The week of the draft, when I was at this lunch they have for prospects, I saw Commissioner Silver again. So you know I had to go up to him … again. I said hello, and reminded him of our talk in Mexico.

He looked at me and was like, “I remember that.” 

Yeah. I might have smiled.

And I just thought to myself, This is it, right here. This is my time.

Bennedict Mathurin | Indiana Pacers | Indy, I’m All In | The Players’ Tribune
John W. McDonough/Sports Illustrated via Getty

One thing I always want to make sure the world knows is that it was Dominique’s dream to make it to the NBA, too — it was a dream we wanted to achieve together. So while I’m on this journey, I bring him everywhere with me. I refuse to ever let him be forgotten.

That’s why I have a tattoo of his name on my forearm, with the date he was born and the date he passed. And it’s why in every IG post, I’m always using the hashtag #domixworld, as a way of saying how every time something happens for me in life, that’s my brother’s win as much as mine. And it’s also why on draft night, I wore a custom red suit with my brother embedded all into it. That suit meant everything — because I felt like by wearing it, Dominique could almost get to walk that stage with me.

O.K., I’ll tell you a funny story from draft night as well. So the first few picks went by … and I was feeling good that I was going to get the call soon. But here’s some advice for you all for when you’re expecting an important phone call: you should at least have your phone on vibrate, so you can answer it!!! Ha. The whole time, because I was doing all these interviews and stuff, I guess I was so excited that I forgot I had my phone on Do Not Disturb. So by the time I finally checked on it, I had six missed calls … from Coach Rick. 

He was trying to call and tell me I was officially a Pacer, and welcome me to the team. And he got hit with my voicemail!! SIX times. (Sorry, Coach.) 
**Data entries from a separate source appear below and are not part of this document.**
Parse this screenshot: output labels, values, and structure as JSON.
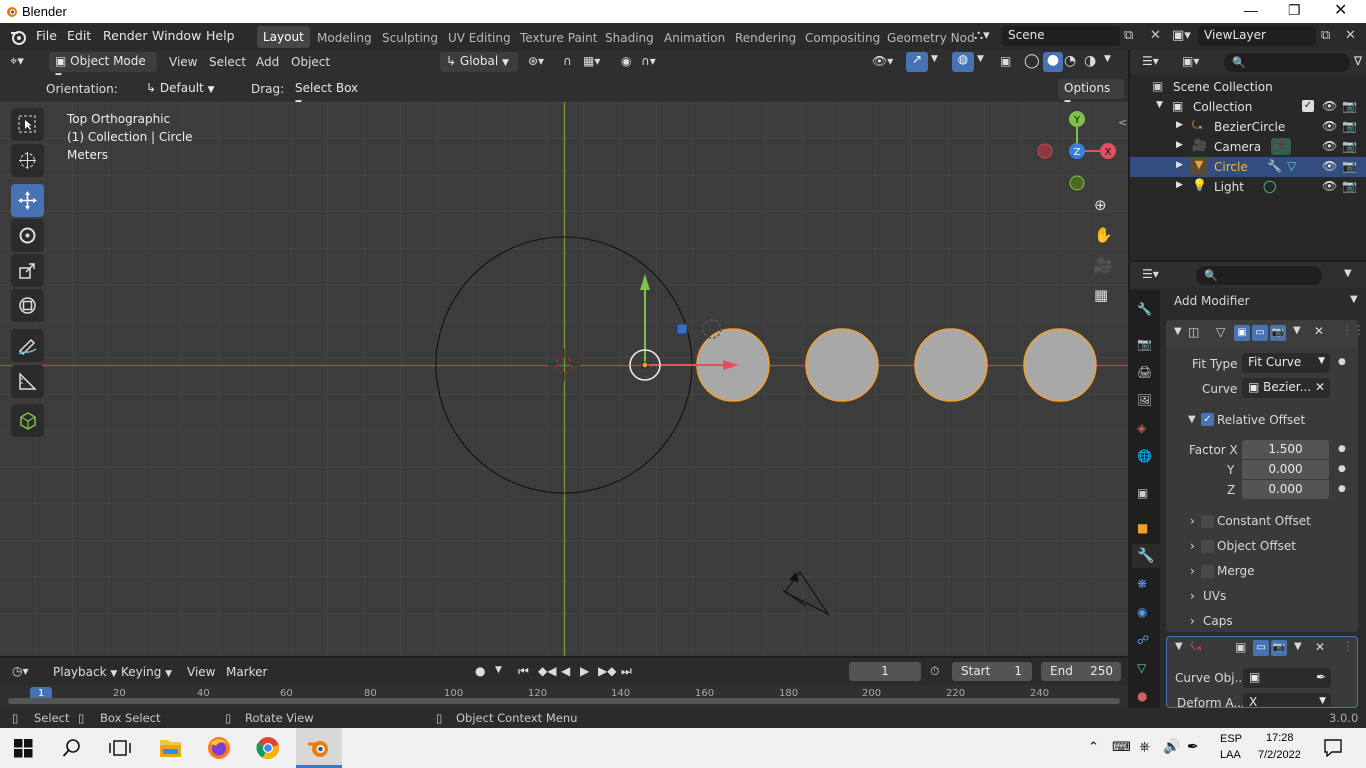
{
  "window": {
    "title": "Blender",
    "min_icon": "minimize-icon",
    "max_icon": "maximize-icon",
    "close_icon": "close-icon"
  },
  "menus": [
    "File",
    "Edit",
    "Render",
    "Window",
    "Help"
  ],
  "workspace_tabs": [
    "Layout",
    "Modeling",
    "Sculpting",
    "UV Editing",
    "Texture Paint",
    "Shading",
    "Animation",
    "Rendering",
    "Compositing",
    "Geometry Nod"
  ],
  "active_workspace": "Layout",
  "scene": "Scene",
  "view_layer": "ViewLayer",
  "viewport_header": {
    "mode": "Object Mode",
    "menus": [
      "View",
      "Select",
      "Add",
      "Object"
    ],
    "transform_orientation": "Global",
    "orientation_label": "Orientation:",
    "orientation_value": "Default",
    "drag_label": "Drag:",
    "drag_value": "Select Box",
    "options": "Options"
  },
  "viewport_overlay": {
    "line1": "Top Orthographic",
    "line2": "(1) Collection | Circle",
    "line3": "Meters"
  },
  "gizmo": {
    "y": "Y",
    "z": "Z",
    "x": "X"
  },
  "outliner": {
    "scene_collection": "Scene Collection",
    "collection": "Collection",
    "items": [
      "BezierCircle",
      "Camera",
      "Circle",
      "Light"
    ],
    "selected": "Circle"
  },
  "properties": {
    "add_modifier": "Add Modifier",
    "fit_type_label": "Fit Type",
    "fit_type_value": "Fit Curve",
    "curve_label": "Curve",
    "curve_value": "Bezier...",
    "relative_offset": "Relative Offset",
    "factor_x_label": "Factor X",
    "factor_x": "1.500",
    "y_label": "Y",
    "factor_y": "0.000",
    "z_label": "Z",
    "factor_z": "0.000",
    "sections": [
      "Constant Offset",
      "Object Offset",
      "Merge",
      "UVs",
      "Caps"
    ],
    "curve_object_label": "Curve Obj...",
    "deform_axis_label": "Deform A...",
    "deform_axis_value": "X"
  },
  "timeline": {
    "menus": [
      "Playback",
      "Keying",
      "View",
      "Marker"
    ],
    "current_frame": "1",
    "start_label": "Start",
    "start": "1",
    "end_label": "End",
    "end": "250",
    "ruler": [
      "1",
      "20",
      "40",
      "60",
      "80",
      "100",
      "120",
      "140",
      "160",
      "180",
      "200",
      "220",
      "240"
    ]
  },
  "statusbar": {
    "select": "Select",
    "box_select": "Box Select",
    "rotate_view": "Rotate View",
    "context_menu": "Object Context Menu",
    "version": "3.0.0"
  },
  "taskbar": {
    "lang1": "ESP",
    "lang2": "LAA",
    "time": "17:28",
    "date": "7/2/2022"
  },
  "colors": {
    "accent": "#4772b3",
    "selected_outline": "#f0a030",
    "x_axis": "#c8484f",
    "y_axis": "#7a9a2a"
  }
}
Thankfully, Coach Rick kept trying and got ahold of me, haha. That’s when he made it clear that they want me to be a part of this thing in Indiana. I told myself before the draft I wasn’t going to cry in front of the cameras — but when I heard my name called, I couldn’t even hold it in. The tears started falling. Just thinking about everything it took for me to get here … from Montreal to the NBA. And thinking about my brother, and how proud he would be seeing me accomplish our dreams. If I could have told Dominique one thing in that moment, it would have been: We did it.

Bennedict Mathurin | Indiana Pacers | Indy, I’m All In | The Players’ Tribune
Mike Lawrence/NBAE via Getty
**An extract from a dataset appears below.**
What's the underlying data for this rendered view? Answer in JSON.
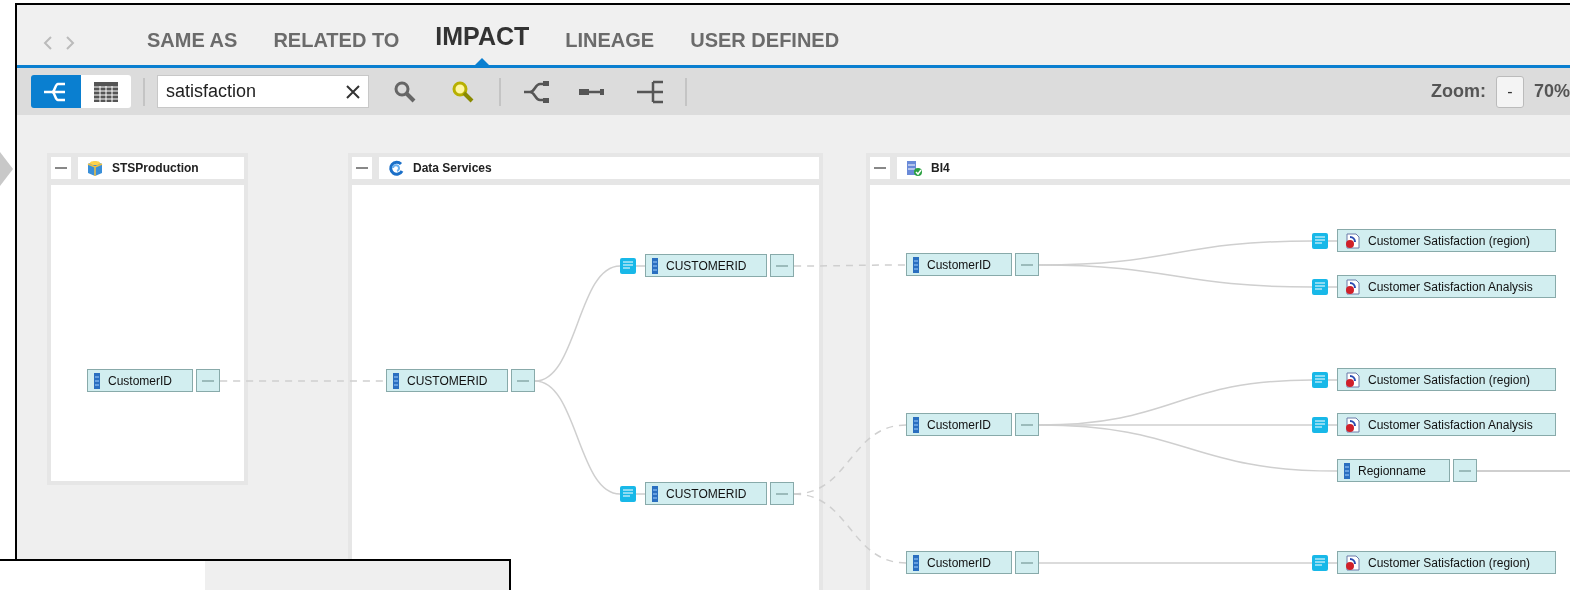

And now I’m here with the Pacers, about to play for some of the best fans in the NBA. It didn’t take any time for everyone to make me feel welcomed. I already made one rookie mistake, which is I didn’t know how it rains A LOT in Indiana. But I’m a quick learner. I invested in a rain jacket ASAP.

It’s been fun exploring the city of Indy, though, for real. One of the things that’s been most special has been getting to meet a lot of the fans and hear how excited they are for this season to start. I hit up the Indy state fair for the first time with my teammates, which was cool to be a part of. I also got to help out at the Special Olympics, and that was a great experience, just getting to play some games with the kids and see the smiles on their faces. And I told y’all I love to eat, so you know that’s one of the first things I’ve had to do, is find some of the best local spots.

I want to thank Pacers fans for really embracing me.

And then the last thing I want to tell them is: Get ready.

No, for real: just GET READY!! Because I’m a guy who wants to win badly, and who’s going to figure out a way to win no matter what. So that’s what’s in all of our futures, I’d say: hustling, and competing, and WINNING.

Those three things, that’s what I’m coming here to do.

Maybe it’s that confidence talking again, but I’ve never been scared to go up against anybody in my life. So I’m not planning to start acting scared now, just because I’m in the league. I’m coming with the same confidence I’ve always had — the confidence that every time I step on that court, you’re going to learn who I am. Whether you’re watching me or playing against me … if I’m on that court, you’ll know who I am soon.

Because I’m about to show you.